Well, thank you, Ms Ogilvie, for the Greens' place in your compliment. We do not mind being called 'good women' but we would prefer to be who the corrupt misogynist sex predator, former US President, Donald Trump, called 'nasty women' when he was having a crack at Hillary Clinton. 'Nasty women' are so often the ones who stand up to bad governments and bad policy for all the right reasons. 'Nasty women' rattle cages.

In Tasmania, we have so many fierce champions. These are good women and they are 'nasty women'. Just a sample - the already mentioned, mighty Grace Tame; proud palawa women Heather Sculthorpe, Nala Mansell, Teresa Sainty, Kartanya Maynard; former Governor and law reformer, Professor Kate Warner; human rights defender with her own extraordinary story of survival of flight arrival and a new beginning here, Grace Williams; former Anti-Discrimination Commissioner, Robin Banks; equality campaigner, Martine Delaney.
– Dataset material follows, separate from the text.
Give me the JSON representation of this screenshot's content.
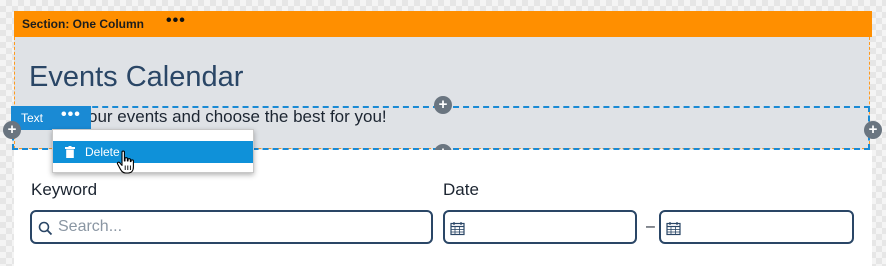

There are also Tasmanian women like Kristen Desmond; Jane Wardlaw; Dr Lisa Denny and Rosalie Martin who stand up for people with disabilities, young people and for those trying to break the cycle of prison; and of course, the forest defenders: Jenny Webber; Dr Jen Sanger and Blue Derby Wild's Louise Morris.

Just today, a group of Bob Brown Foundation (BBF) 'good' and 'nasty' women, led by the tenacious Dr Lisa Searle, walked into an active logging coupe in the Esperance forests within 500 metres of the Southwest National Park, to highlight the ongoing devastation of swift parrot habitat. We will often find Lisa up a mighty old tree to defend the forest.

Mr Speaker, well-behaved women do not change the world, they do not shake up the place and call out corruption, racism, sexism or climate crimes. It is the 'nasty' women in lutruwita - whether they be a bit more tempered in their approach or more loud and fierce - they are the ones who change the world; and my wonderful colleague who is also another great and 'nasty', for the right reasons, woman, Dr Rosalie Woodruff. I will stand by these Tasmanian women and all women every day of our work.

Dr Woodruff - Hear, hear.